The greedy Oce-ler ignores the pleas of the Lorax, and continues to build more factories and tear down more Truffula Trees. As the trees come down, the animals of the area are forced to flee and live elsewhere.
“Aren’t you ashamed?” Asks the Lorax. “The things you are doing are completely ungood”
“But if I didn’t do it, then someone else would,” says the Once-ler.
Throughout the story, the Thneed industry continues to clear “the land where the grackle-grass grows” of all the Truffula Trees and pollute the waters and fill the skies with smoke.
At the conclusion of the book, when all the native animals have left and the Truffula Trees are all gone and the Thneed industry dries up, the Once-ler looks around and realizes what he has done. Once-ler is left with nothing except one final seed left from the last standing Truffula Trees…
It’s hard to imagine that the same guy who came up with “Hop on Pop” also created a masterpiece that plainly illustrates our environmental situation for both kids and adults.

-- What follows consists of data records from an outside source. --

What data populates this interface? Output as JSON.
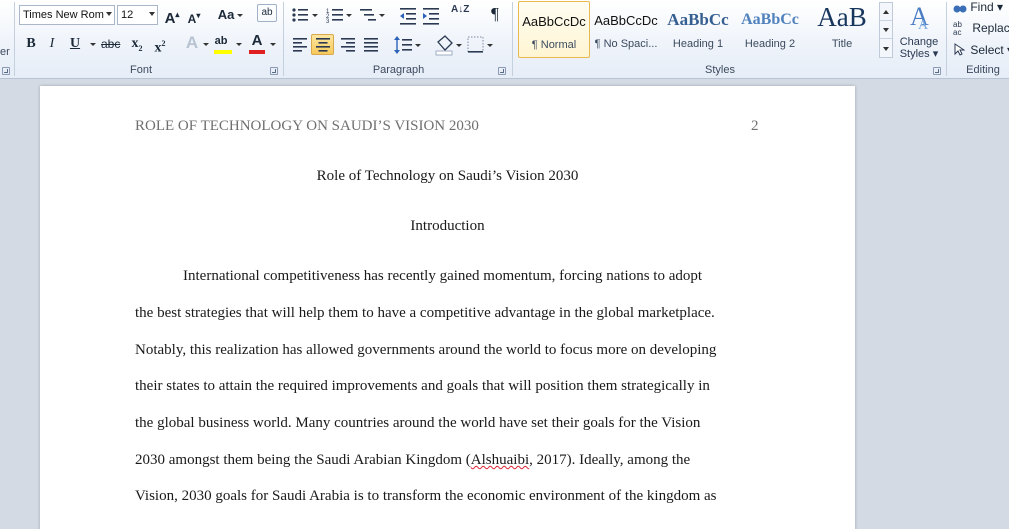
{
  "ribbon": {
    "font": {
      "name_value": "Times New Rom",
      "size_value": "12",
      "label": "Font",
      "grow_glyph": "A",
      "shrink_glyph": "A",
      "case_glyph": "Aa",
      "bold_glyph": "B",
      "italic_glyph": "I",
      "underline_glyph": "U",
      "strike_glyph": "abc",
      "subscript_glyph": "x",
      "superscript_glyph": "x",
      "sub_mark": "2",
      "sup_mark": "2",
      "highlight_glyph": "ab",
      "color_glyph": "A",
      "highlight_color": "#ffff00",
      "font_color": "#e02020"
    },
    "paragraph": {
      "label": "Paragraph",
      "pilcrow": "¶",
      "sort_glyph": "A↓Z"
    },
    "styles": {
      "label": "Styles",
      "tiles": [
        {
          "preview": "AaBbCcDc",
          "name": "¶ Normal"
        },
        {
          "preview": "AaBbCcDc",
          "name": "¶ No Spaci..."
        },
        {
          "preview": "AaBbCc",
          "name": "Heading 1"
        },
        {
          "preview": "AaBbCc",
          "name": "Heading 2"
        },
        {
          "preview": "AaB",
          "name": "Title"
        }
      ],
      "change_styles_line1": "Change",
      "change_styles_line2": "Styles",
      "heading_color": "#365f91"
    },
    "editing": {
      "label": "Editing",
      "find": "Find",
      "replace": "Replace",
      "select": "Select",
      "clip_text": "er"
    }
  },
  "document": {
    "header_title": "ROLE OF TECHNOLOGY ON SAUDI’S VISION 2030",
    "page_number": "2",
    "title": "Role of Technology on Saudi’s Vision 2030",
    "section_heading": "Introduction",
    "lines": [
      "International competitiveness has recently gained momentum, forcing nations to adopt",
      "the best strategies that will help them to have a competitive advantage in the global marketplace.",
      "Notably, this realization has allowed governments around the world to focus more on developing",
      "their states to attain the required improvements and goals that will position them strategically in",
      "the global business world. Many countries around the world have set their goals for the Vision",
      "Vision, 2030 goals for Saudi Arabia is to transform the economic environment of the kingdom as"
    ],
    "line6_before": "2030 amongst them being the Saudi Arabian Kingdom (",
    "citation_author": "Alshuaibi",
    "line6_after": ", 2017). Ideally, among the"
  }
}
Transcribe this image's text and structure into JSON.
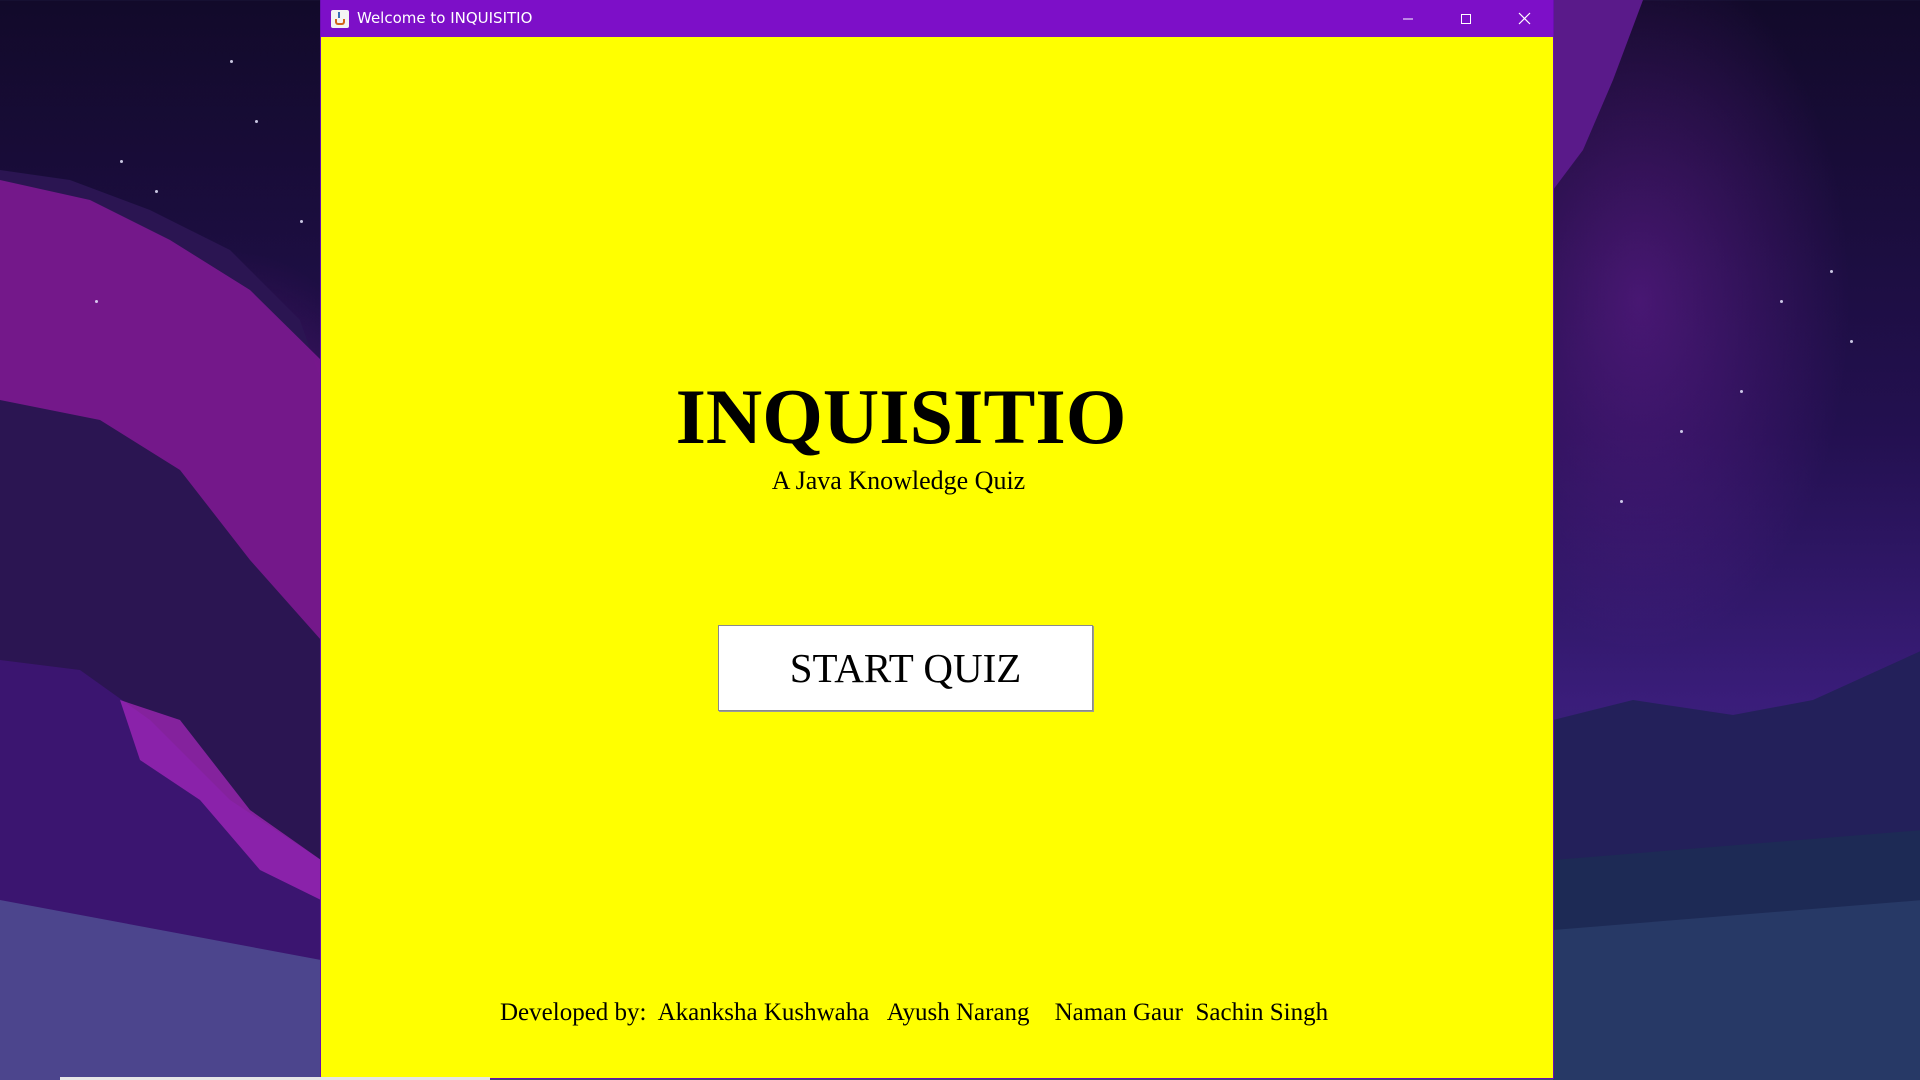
{
  "window": {
    "title": "Welcome to INQUISITIO"
  },
  "main": {
    "title": "INQUISITIO",
    "subtitle": "A Java Knowledge Quiz",
    "start_button_label": "START QUIZ"
  },
  "credits": {
    "prefix": "Developed by:",
    "developers": [
      "Akanksha Kushwaha",
      "Ayush Narang",
      "Naman Gaur",
      "Sachin Singh"
    ]
  },
  "colors": {
    "titlebar": "#7d0fc8",
    "window_background": "#ffff00",
    "button_background": "#ffffff"
  },
  "icons": {
    "app": "java-icon",
    "minimize": "minimize-icon",
    "maximize": "maximize-icon",
    "close": "close-icon"
  }
}
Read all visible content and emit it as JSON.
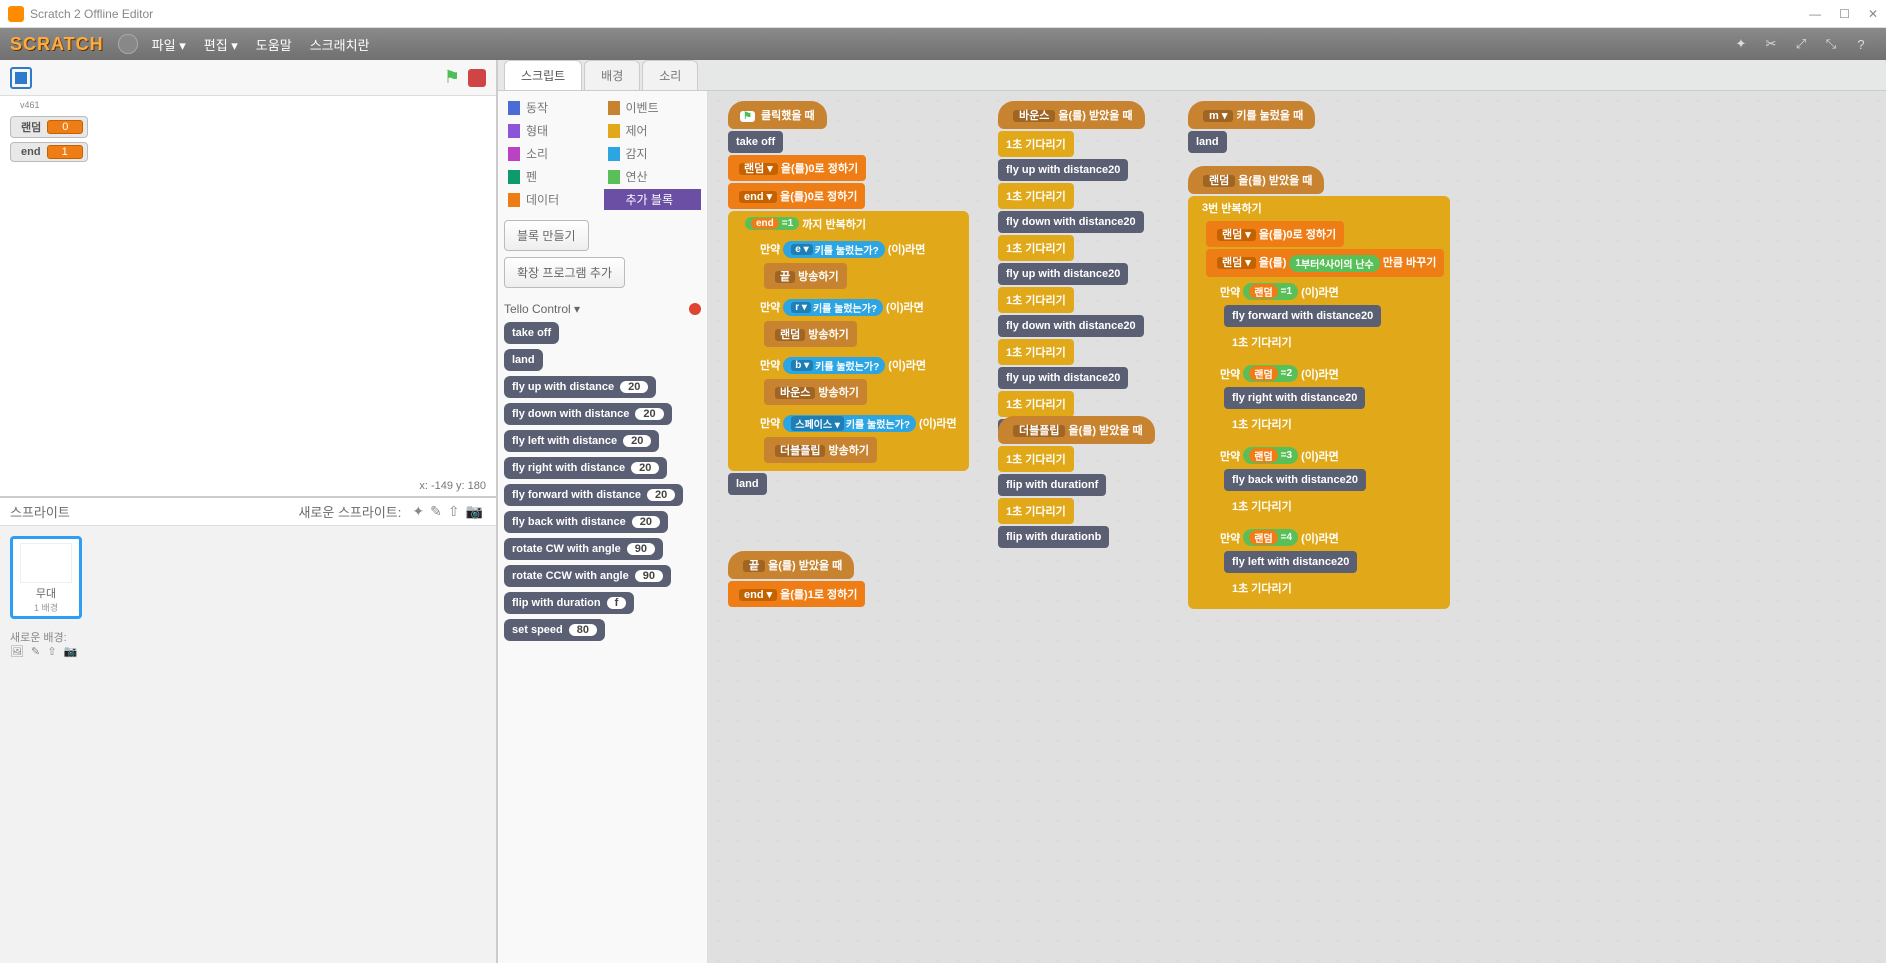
{
  "window": {
    "title": "Scratch 2 Offline Editor"
  },
  "menubar": {
    "logo": "SCRATCH",
    "file": "파일 ▾",
    "edit": "편집 ▾",
    "help": "도움말",
    "about": "스크래치란"
  },
  "stage": {
    "vlabel": "v461",
    "coords": "x: -149 y: 180",
    "monitors": [
      {
        "name": "랜덤",
        "value": "0"
      },
      {
        "name": "end",
        "value": "1"
      }
    ]
  },
  "sprites": {
    "header": "스프라이트",
    "new_label": "새로운 스프라이트:",
    "thumb": {
      "name": "무대",
      "sub": "1 배경"
    },
    "new_backdrop": "새로운 배경:"
  },
  "tabs": {
    "scripts": "스크립트",
    "costumes": "배경",
    "sounds": "소리"
  },
  "categories": {
    "motion": "동작",
    "events": "이벤트",
    "looks": "형태",
    "control": "제어",
    "sound": "소리",
    "sensing": "감지",
    "pen": "펜",
    "operators": "연산",
    "data": "데이터",
    "more": "추가 블록"
  },
  "palette": {
    "make_block": "블록 만들기",
    "add_ext": "확장 프로그램 추가",
    "section": "Tello Control ▾",
    "blocks": [
      {
        "label": "take off"
      },
      {
        "label": "land"
      },
      {
        "label": "fly up with distance",
        "arg": "20"
      },
      {
        "label": "fly down with distance",
        "arg": "20"
      },
      {
        "label": "fly left with distance",
        "arg": "20"
      },
      {
        "label": "fly right with distance",
        "arg": "20"
      },
      {
        "label": "fly forward with distance",
        "arg": "20"
      },
      {
        "label": "fly back with distance",
        "arg": "20"
      },
      {
        "label": "rotate CW with angle",
        "arg": "90"
      },
      {
        "label": "rotate CCW with angle",
        "arg": "90"
      },
      {
        "label": "flip with duration",
        "arg": "f"
      },
      {
        "label": "set speed",
        "arg": "80"
      }
    ]
  },
  "text": {
    "when_clicked": "클릭했을 때",
    "set_to": "을(를)",
    "set_suffix": "로 정하기",
    "until": "까지 반복하기",
    "if": "만약",
    "then": "(이)라면",
    "key_pressed": "키를 눌렀는가?",
    "broadcast": "방송하기",
    "when_receive": "을(를) 받았을 때",
    "wait_prefix": "",
    "wait_suffix": "초 기다리기",
    "when_key": "키를 눌렀을 때",
    "repeat": "번 반복하기",
    "random_from": "부터",
    "random_to": "사이의 난수",
    "change_by": "만큼 바꾸기",
    "msgs": {
      "end_msg": "끝",
      "random_msg": "랜덤",
      "bounce": "바운스",
      "doubleflip": "더블플립",
      "space": "스페이스 ▾",
      "e": "e ▾",
      "r": "r ▾",
      "b": "b ▾",
      "m": "m ▾"
    },
    "vars": {
      "random": "랜덤 ▾",
      "end": "end ▾",
      "random_plain": "랜덤",
      "end_plain": "end"
    },
    "take_off": "take off",
    "land": "land",
    "fly_up": "fly up with distance",
    "fly_down": "fly down with distance",
    "fly_fwd": "fly forward with distance",
    "fly_back": "fly back with distance",
    "fly_left": "fly left with distance",
    "fly_right": "fly right with distance",
    "flip": "flip with duration"
  }
}
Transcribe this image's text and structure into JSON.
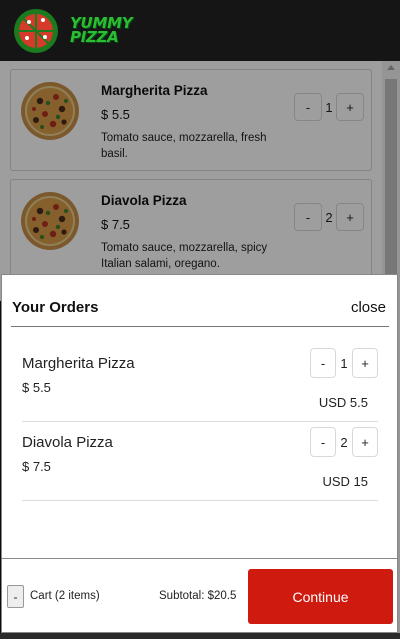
{
  "header": {
    "logo_line1": "YUMMY",
    "logo_line2": "PIZZA",
    "logo_icon": "pizza-icon",
    "brand_color": "#2bbd34"
  },
  "menu": {
    "items": [
      {
        "name": "Margherita Pizza",
        "price": "$ 5.5",
        "description": "Tomato sauce, mozzarella, fresh basil.",
        "qty_minus": "-",
        "qty": "1",
        "qty_plus": "+"
      },
      {
        "name": "Diavola Pizza",
        "price": "$ 7.5",
        "description": "Tomato sauce, mozzarella, spicy Italian salami, oregano.",
        "qty_minus": "-",
        "qty": "2",
        "qty_plus": "+"
      }
    ]
  },
  "orders": {
    "title": "Your Orders",
    "close_label": "close",
    "items": [
      {
        "name": "Margherita Pizza",
        "price": "$ 5.5",
        "qty_minus": "-",
        "qty": "1",
        "qty_plus": "+",
        "total": "USD 5.5"
      },
      {
        "name": "Diavola Pizza",
        "price": "$ 7.5",
        "qty_minus": "-",
        "qty": "2",
        "qty_plus": "+",
        "total": "USD 15"
      }
    ]
  },
  "footer": {
    "toggle_label": "-",
    "cart_label": "Cart (2 items)",
    "subtotal": "Subtotal: $20.5",
    "continue_label": "Continue",
    "continue_color": "#cf1a10"
  }
}
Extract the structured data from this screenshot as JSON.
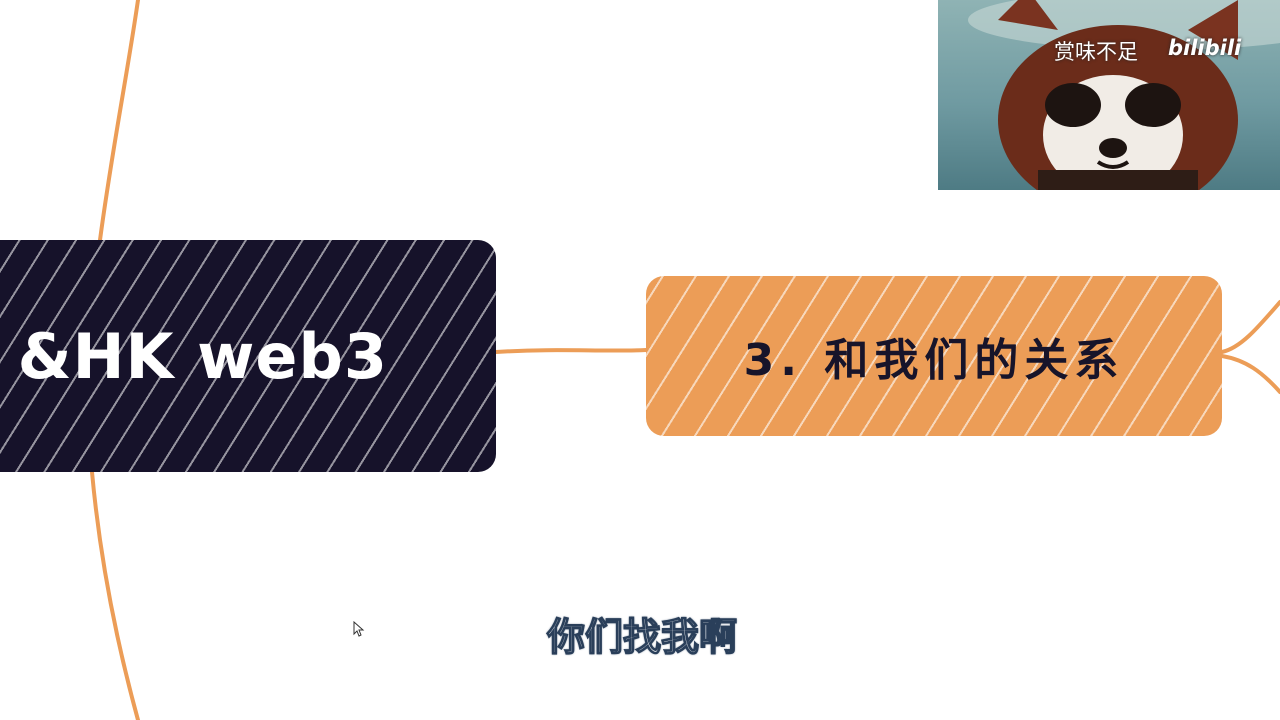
{
  "mindmap": {
    "left_node": {
      "label": "&HK web3"
    },
    "right_node": {
      "label": "3. 和我们的关系"
    }
  },
  "webcam": {
    "caption": "赏味不足",
    "logo": "bilibili"
  },
  "subtitle": {
    "text": "你们找我啊"
  },
  "colors": {
    "branch_orange": "#ec9d57",
    "dark_node": "#16122a",
    "text_dark": "#17142a"
  },
  "icons": {
    "mouse_cursor": "mouse-pointer-icon",
    "red_panda": "red-panda-avatar"
  }
}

The children’s book is widely considered propaganda by Seuss, specifically a satire on our species ability to invade and conquer. However many considered it a pointed commentary on the expansion of the logging industry in the early 70s. The Lorax is believed to be a representation of the great northern owl of the Pacific Northwest, which makes its home in the coastal redwoods and Douglas fir trees. See the resemblance?
The Lorax, Dr. Seuss 1971
Great northern owl, photo from Flickr
About 20 years after the book was first published, spokespeople for the loggers protested the story and considered it biased propaganda targeted at the industry. In 1989 the Laytonville California School District tried to ban the book from public libraries, but failed.
The controversies did, however, prompt some minor changes to the story. In 1991 the author decided to take out one line from the original version. As a humming fish leaves the pollution-infested waters he says “I hear things are just as bad up in Lake Erie”. That line was removed from future publications of the book but kept in the short film based on the book produced by PBS. (As a native Ohioan, the Lake Erie reference offends me a little, however the metaphor also rhymes with dreary so we won’t look into it too deeply for now…)
Page from The Truax, by Terri Berkett 1991
The controversy also prompted the logging industry to write its own side of the story called the “Truax” by Terri Birkett, who works in the hardwood flooring industry in Virginia and was sponsored by the national Oak Flooring Manufactures Association. This version of the story follows the same idea, but the voice of reason is a logger who convinces the woodland creatures that the loggers are doing good things for the forest because they replant seedlings and set up nature preserves. It’s an interesting portrayal of the other side of the debate; however it is a little too goofy to take seriously. I applaud the logging industry for defending its livelihood, and no one more than I will support their freedom of speech. However I still consider the industry to be detrimental to the dying ecosystem which continues to decimate thousands of acres of forests worldwide. The Lorax just reiterates what we already know, cutting down trees = bad for the planet.
Dr. Seuss is known for hit wit, his insightfulness and, of course, his sense of humor. But he should also be known for capitalizing on the importance of teaching children a tangible lesson on protecting our environment.
“Unless someone like you cares a whole awful lot, it’s not going to get better. It’s not.”
-Dr. Theodor Seuss Geisel
Related links: The Lorax Project A conservation website endorsed with the Dr. Seuss name, sponsored by Conservation International.
All pictures and photos taken from flickr.com